A little bit of stress is healthy and normal. In fact, researchers have shown that a touch of anxiety or worry can help boost productivity, such as before a big test, exciting event, important game or presentation at school/work. Many people who feel worried or stressed from time-to-time may also find that this can be a healthy way of “checking in” with oneself. Acknowledging stress can be one of the first steps towards reducing stress, by identifying when you have too many things going on and may need to take a breather or re-examine life priorities.

For some people, anxiety has taken on a life of its own. Worry may be near-constant, and at times you may be able to tell that your thoughts become irrational or you act out in ways that later seem immature or embarrassing. You may find yourself limiting certain activities, and your life may feel constrained. Mental stress can also lead to physical stress, such as grinding teeth at night or tense shoulders and back muscles. I have experience in anxiety therapy, and together we can help you reduce your stress.

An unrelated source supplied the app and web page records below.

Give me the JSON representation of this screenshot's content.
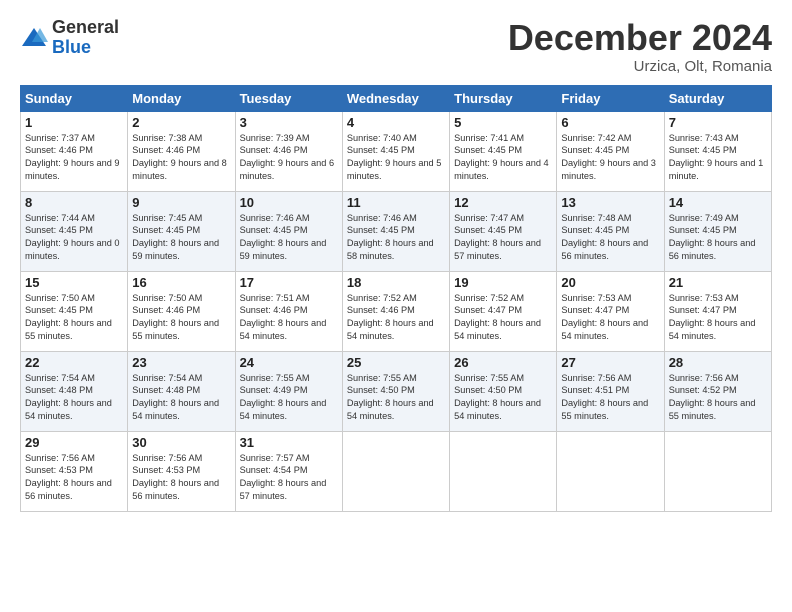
{
  "logo": {
    "general": "General",
    "blue": "Blue"
  },
  "title": "December 2024",
  "location": "Urzica, Olt, Romania",
  "headers": [
    "Sunday",
    "Monday",
    "Tuesday",
    "Wednesday",
    "Thursday",
    "Friday",
    "Saturday"
  ],
  "weeks": [
    [
      {
        "day": "1",
        "rise": "7:37 AM",
        "set": "4:46 PM",
        "daylight": "9 hours and 9 minutes."
      },
      {
        "day": "2",
        "rise": "7:38 AM",
        "set": "4:46 PM",
        "daylight": "9 hours and 8 minutes."
      },
      {
        "day": "3",
        "rise": "7:39 AM",
        "set": "4:46 PM",
        "daylight": "9 hours and 6 minutes."
      },
      {
        "day": "4",
        "rise": "7:40 AM",
        "set": "4:45 PM",
        "daylight": "9 hours and 5 minutes."
      },
      {
        "day": "5",
        "rise": "7:41 AM",
        "set": "4:45 PM",
        "daylight": "9 hours and 4 minutes."
      },
      {
        "day": "6",
        "rise": "7:42 AM",
        "set": "4:45 PM",
        "daylight": "9 hours and 3 minutes."
      },
      {
        "day": "7",
        "rise": "7:43 AM",
        "set": "4:45 PM",
        "daylight": "9 hours and 1 minute."
      }
    ],
    [
      {
        "day": "8",
        "rise": "7:44 AM",
        "set": "4:45 PM",
        "daylight": "9 hours and 0 minutes."
      },
      {
        "day": "9",
        "rise": "7:45 AM",
        "set": "4:45 PM",
        "daylight": "8 hours and 59 minutes."
      },
      {
        "day": "10",
        "rise": "7:46 AM",
        "set": "4:45 PM",
        "daylight": "8 hours and 59 minutes."
      },
      {
        "day": "11",
        "rise": "7:46 AM",
        "set": "4:45 PM",
        "daylight": "8 hours and 58 minutes."
      },
      {
        "day": "12",
        "rise": "7:47 AM",
        "set": "4:45 PM",
        "daylight": "8 hours and 57 minutes."
      },
      {
        "day": "13",
        "rise": "7:48 AM",
        "set": "4:45 PM",
        "daylight": "8 hours and 56 minutes."
      },
      {
        "day": "14",
        "rise": "7:49 AM",
        "set": "4:45 PM",
        "daylight": "8 hours and 56 minutes."
      }
    ],
    [
      {
        "day": "15",
        "rise": "7:50 AM",
        "set": "4:45 PM",
        "daylight": "8 hours and 55 minutes."
      },
      {
        "day": "16",
        "rise": "7:50 AM",
        "set": "4:46 PM",
        "daylight": "8 hours and 55 minutes."
      },
      {
        "day": "17",
        "rise": "7:51 AM",
        "set": "4:46 PM",
        "daylight": "8 hours and 54 minutes."
      },
      {
        "day": "18",
        "rise": "7:52 AM",
        "set": "4:46 PM",
        "daylight": "8 hours and 54 minutes."
      },
      {
        "day": "19",
        "rise": "7:52 AM",
        "set": "4:47 PM",
        "daylight": "8 hours and 54 minutes."
      },
      {
        "day": "20",
        "rise": "7:53 AM",
        "set": "4:47 PM",
        "daylight": "8 hours and 54 minutes."
      },
      {
        "day": "21",
        "rise": "7:53 AM",
        "set": "4:47 PM",
        "daylight": "8 hours and 54 minutes."
      }
    ],
    [
      {
        "day": "22",
        "rise": "7:54 AM",
        "set": "4:48 PM",
        "daylight": "8 hours and 54 minutes."
      },
      {
        "day": "23",
        "rise": "7:54 AM",
        "set": "4:48 PM",
        "daylight": "8 hours and 54 minutes."
      },
      {
        "day": "24",
        "rise": "7:55 AM",
        "set": "4:49 PM",
        "daylight": "8 hours and 54 minutes."
      },
      {
        "day": "25",
        "rise": "7:55 AM",
        "set": "4:50 PM",
        "daylight": "8 hours and 54 minutes."
      },
      {
        "day": "26",
        "rise": "7:55 AM",
        "set": "4:50 PM",
        "daylight": "8 hours and 54 minutes."
      },
      {
        "day": "27",
        "rise": "7:56 AM",
        "set": "4:51 PM",
        "daylight": "8 hours and 55 minutes."
      },
      {
        "day": "28",
        "rise": "7:56 AM",
        "set": "4:52 PM",
        "daylight": "8 hours and 55 minutes."
      }
    ],
    [
      {
        "day": "29",
        "rise": "7:56 AM",
        "set": "4:53 PM",
        "daylight": "8 hours and 56 minutes."
      },
      {
        "day": "30",
        "rise": "7:56 AM",
        "set": "4:53 PM",
        "daylight": "8 hours and 56 minutes."
      },
      {
        "day": "31",
        "rise": "7:57 AM",
        "set": "4:54 PM",
        "daylight": "8 hours and 57 minutes."
      },
      null,
      null,
      null,
      null
    ]
  ],
  "labels": {
    "sunrise": "Sunrise:",
    "sunset": "Sunset:",
    "daylight": "Daylight:"
  }
}
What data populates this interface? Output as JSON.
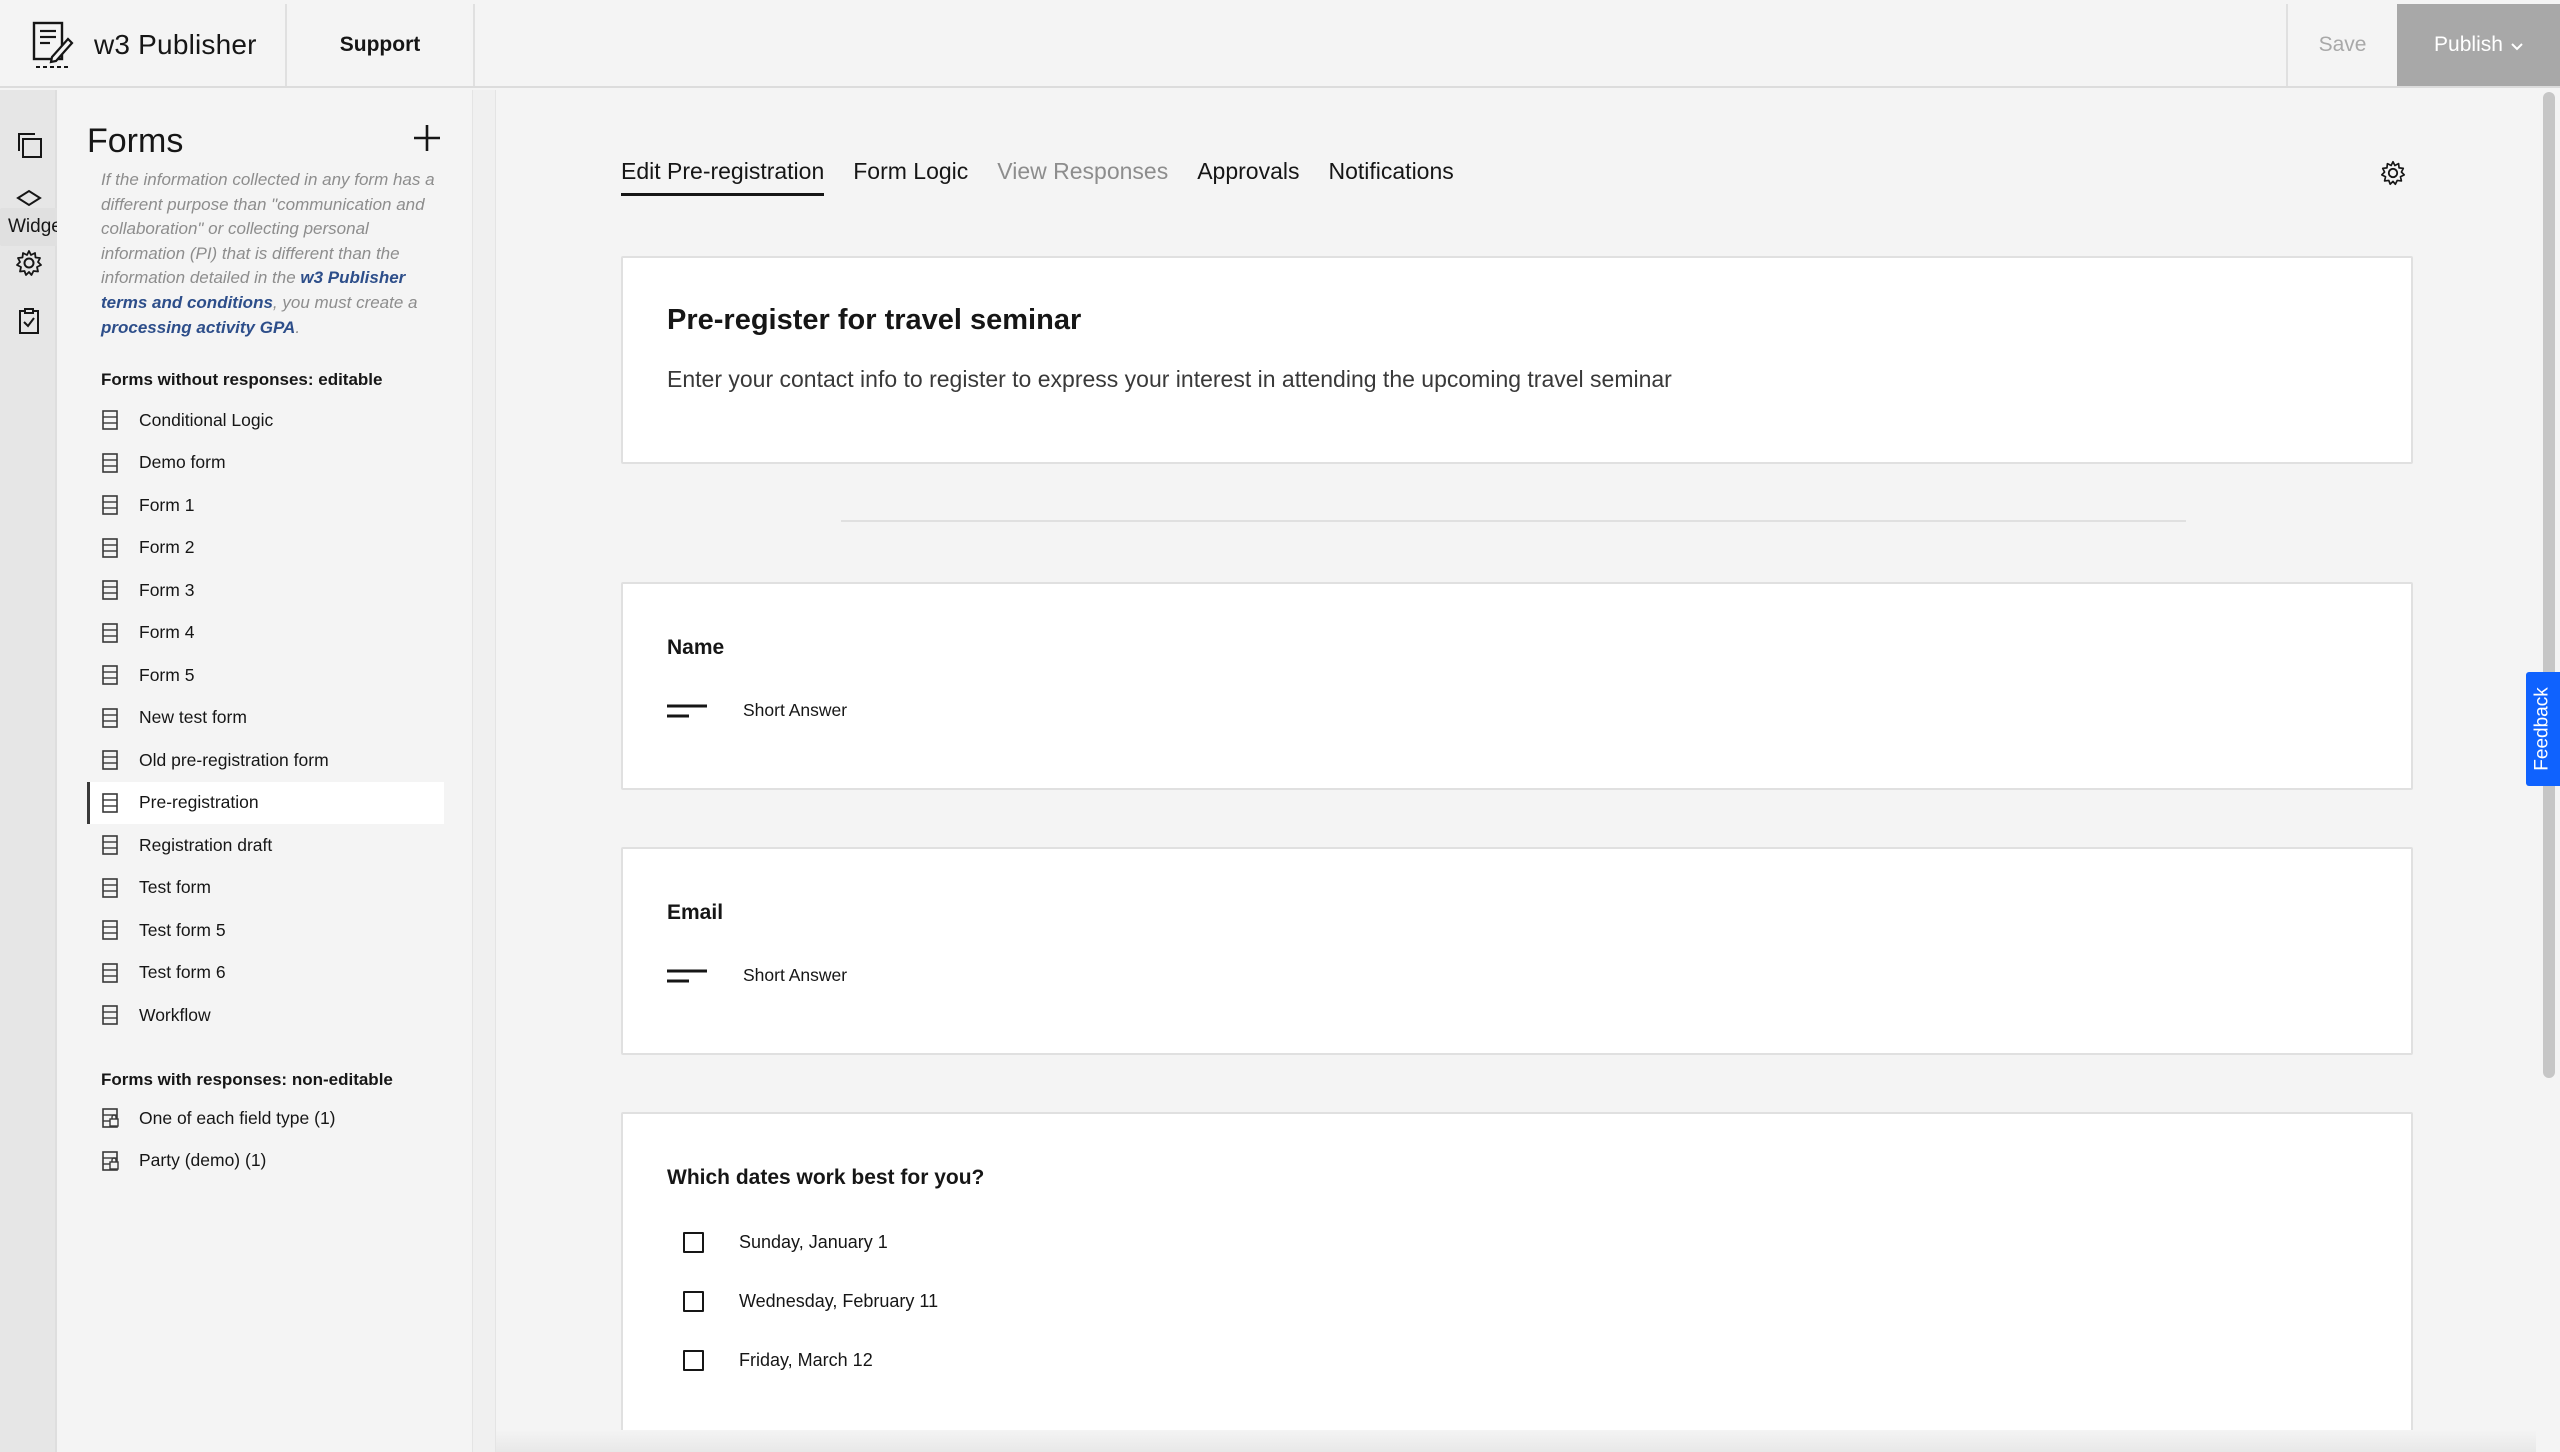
{
  "app": {
    "name": "w3 Publisher"
  },
  "header": {
    "support_label": "Support",
    "save_label": "Save",
    "publish_label": "Publish"
  },
  "rail": {
    "tooltip": "Widgets"
  },
  "panel": {
    "title": "Forms",
    "notice": {
      "text_before": "If the information collected in any form has a different purpose than \"communication and collaboration\" or collecting personal information (PI) that is different than the information detailed in the ",
      "link1": "w3 Publisher terms and conditions",
      "text_middle": ", you must create a ",
      "link2": "processing activity GPA",
      "text_after": "."
    },
    "editable_heading": "Forms without responses: editable",
    "editable_forms": [
      "Conditional Logic",
      "Demo form",
      "Form 1",
      "Form 2",
      "Form 3",
      "Form 4",
      "Form 5",
      "New test form",
      "Old pre-registration form",
      "Pre-registration",
      "Registration draft",
      "Test form",
      "Test form 5",
      "Test form 6",
      "Workflow"
    ],
    "noneditable_heading": "Forms with responses: non-editable",
    "noneditable_forms": [
      "One of each field type (1)",
      "Party (demo) (1)"
    ]
  },
  "tabs": [
    "Edit Pre-registration",
    "Form Logic",
    "View Responses",
    "Approvals",
    "Notifications"
  ],
  "form": {
    "title": "Pre-register for travel seminar",
    "description": "Enter your contact info to register to express your interest in attending the upcoming travel seminar",
    "questions": [
      {
        "label": "Name",
        "answer_type": "Short Answer"
      },
      {
        "label": "Email",
        "answer_type": "Short Answer"
      },
      {
        "label": "Which dates work best for you?",
        "options": [
          "Sunday, January 1",
          "Wednesday, February 11",
          "Friday, March 12"
        ]
      }
    ]
  },
  "feedback_label": "Feedback",
  "colors": {
    "accent": "#0f62fe",
    "publish_bg": "#a8a8a8"
  }
}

Anxiety is a feeling, but it can also influence thinking patterns, and consequently, behavior. When anxiety becomes more chronic and begins to impact a person’s life more regularly, it is known as an “anxiety disorder,” and it’s time to get some help from a professional. Anxiety disorders include OCD (Obsessive Compulsive Disorder), PTSD (Post-Traumatic Stress Disorder), Generalized Anxiety Disorder, Panic Disorder (when a person has panic attacks frequently or so fears having another panic attack that they begin worry excessively or avoid certain activities) and phobias.